Some 20 reservist airmen who knew Arad protested as the cabinet met, accusing Sharon of "abandoning a soldier in the field." A recent Defense Ministry report concluded that Israel should act on the assumption that Arad is still alive, even though there has been no trace of him since the late 1980s, when he was believed to have been transferred to Iranian custody.
His former flight instructor, who identified himself only as Colonel Dan, says: "Israel is closing the chapter without Ron. Just as the air force is asked to complete its mission, so should the government. Half a mission is not a mission."
The ethos of not leaving a soldier behind dates back to before the establishment of the state to the Haganah Jewish underground, and it was intensified in the years after Israel's establishment in 1948, according to Zeev Schiff, the military analyst for the Ha'aretz newspaper.
"According to this, a soldier must know that no matter what happens, he won't be left behind wounded, as a prisoner, or even his corpse," Mr. Schiff says, adding that it was also recognized that the ethos should not be taken to such extremes as to sacrifice soldiers to retrieve a body.
In Schiff's view, the idea that Arad must be saved was the driving force behind the decision to kidnap Dirani from Ksarnaba village in a risky helicopter operation. Dirani had earlier had custody over Arad in his capacity as security chief for the Lebanese Amal militia.
The ethos has also guided lopsided prisoner swaps over the years, including a 1985 deal in which Israel freed more than a 1,000 Palestinian prisoners in exchange for three Israeli soldiers.
Tzipi Livne, a cabinet minister who voted against the current deal, said she feared that paying such a high price would boost Hizbullah, a bitter enemy that drove Israel out of Lebanon in 2000. The prisoners to be freed are mostly Palestinians, but include some Lebanese.
"In my eyes, there was concern over the processes of strengthening terrorism this will set in motion," she said. "Hizbullah may draw conclusions that will lead to more deaths of our people."
There remains one possible hitch to the deal, namely the fate of a Lebanese prisoner, Samir Kuntar, serving a life sentence for murdering Israelis in a notorious attack in 1979. Cabinet ministers said Tuesday he would not be freed in the exchange, but Hizbullah has been signaling that failure to let him go could derail the entire arrangement.

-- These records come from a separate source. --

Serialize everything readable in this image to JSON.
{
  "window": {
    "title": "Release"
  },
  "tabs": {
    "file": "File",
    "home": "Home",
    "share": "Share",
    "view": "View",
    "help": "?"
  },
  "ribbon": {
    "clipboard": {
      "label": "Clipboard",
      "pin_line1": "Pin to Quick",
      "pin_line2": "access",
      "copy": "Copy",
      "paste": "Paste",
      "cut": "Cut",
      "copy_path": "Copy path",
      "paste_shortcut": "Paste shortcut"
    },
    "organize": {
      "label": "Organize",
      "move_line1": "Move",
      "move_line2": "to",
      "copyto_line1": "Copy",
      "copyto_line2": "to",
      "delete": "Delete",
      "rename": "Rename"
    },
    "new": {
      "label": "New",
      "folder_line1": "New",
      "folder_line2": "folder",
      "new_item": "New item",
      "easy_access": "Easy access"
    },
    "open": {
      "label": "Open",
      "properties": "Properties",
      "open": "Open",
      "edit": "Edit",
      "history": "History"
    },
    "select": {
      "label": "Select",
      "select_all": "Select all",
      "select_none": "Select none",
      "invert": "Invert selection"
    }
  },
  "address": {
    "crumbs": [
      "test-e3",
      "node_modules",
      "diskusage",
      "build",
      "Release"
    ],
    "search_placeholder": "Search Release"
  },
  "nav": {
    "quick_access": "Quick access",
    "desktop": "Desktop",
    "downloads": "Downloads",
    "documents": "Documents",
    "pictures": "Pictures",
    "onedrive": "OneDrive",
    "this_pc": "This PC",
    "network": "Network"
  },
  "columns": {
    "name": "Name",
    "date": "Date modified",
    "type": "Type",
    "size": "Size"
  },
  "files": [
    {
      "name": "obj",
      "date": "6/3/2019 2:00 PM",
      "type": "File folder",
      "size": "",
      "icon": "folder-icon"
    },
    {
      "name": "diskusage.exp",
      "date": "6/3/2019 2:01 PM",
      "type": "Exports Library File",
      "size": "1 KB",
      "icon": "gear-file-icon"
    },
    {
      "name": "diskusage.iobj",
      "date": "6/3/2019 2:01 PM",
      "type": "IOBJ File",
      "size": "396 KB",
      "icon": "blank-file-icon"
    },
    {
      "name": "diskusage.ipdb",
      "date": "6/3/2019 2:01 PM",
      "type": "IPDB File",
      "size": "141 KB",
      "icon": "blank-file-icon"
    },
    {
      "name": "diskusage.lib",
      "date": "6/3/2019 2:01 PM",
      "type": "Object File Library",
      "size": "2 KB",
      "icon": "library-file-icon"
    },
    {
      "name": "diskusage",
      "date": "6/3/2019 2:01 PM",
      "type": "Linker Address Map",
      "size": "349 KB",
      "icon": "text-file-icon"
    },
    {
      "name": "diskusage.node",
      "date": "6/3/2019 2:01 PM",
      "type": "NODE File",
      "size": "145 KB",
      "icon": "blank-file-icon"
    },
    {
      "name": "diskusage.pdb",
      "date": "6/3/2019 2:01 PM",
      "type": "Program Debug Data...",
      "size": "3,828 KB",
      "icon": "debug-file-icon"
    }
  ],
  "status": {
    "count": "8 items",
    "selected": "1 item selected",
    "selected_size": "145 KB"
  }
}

Supporters of the exchange argue that Dirani is not a useful bargaining chip for Arad, because he has been in custody for so many years without yielding information. Yuval Livnat, a lecturer at the Hebrew University Law School, says that the prisoner swap touches upon the moral concepts of the ethics of justice and compassion. Having sent Arad into battle, the state has an obligation according to the ethics of justice to bring him back. This would take priority over the ethics of compassion for Tannenbaum, a citizen "who did a foolish thing and brought the suffering on himself."
However, since security officials say that releasing Dirani does not affect Arad's fate, there is no conflict between the two ethics, and "it is commendable for the state to show compassion to Tannenbaum," Mr. Livnat says.
Yovell sees it differently. He believes that the state is not being guided by moral values, but rather that Sharon is using Tannenbaum to show the public that he is sensitive to protecting human life.
"This government is using the deal as a fig leaf to cover its own moral bankruptcy," he says, referring to what he says is its dismissal of cease-fire opportunities and army assassinations that kill innocent bystanders. "In fact, it has not shown anything resembling sensitivity to human life when it comes to Israelis or Palestinians."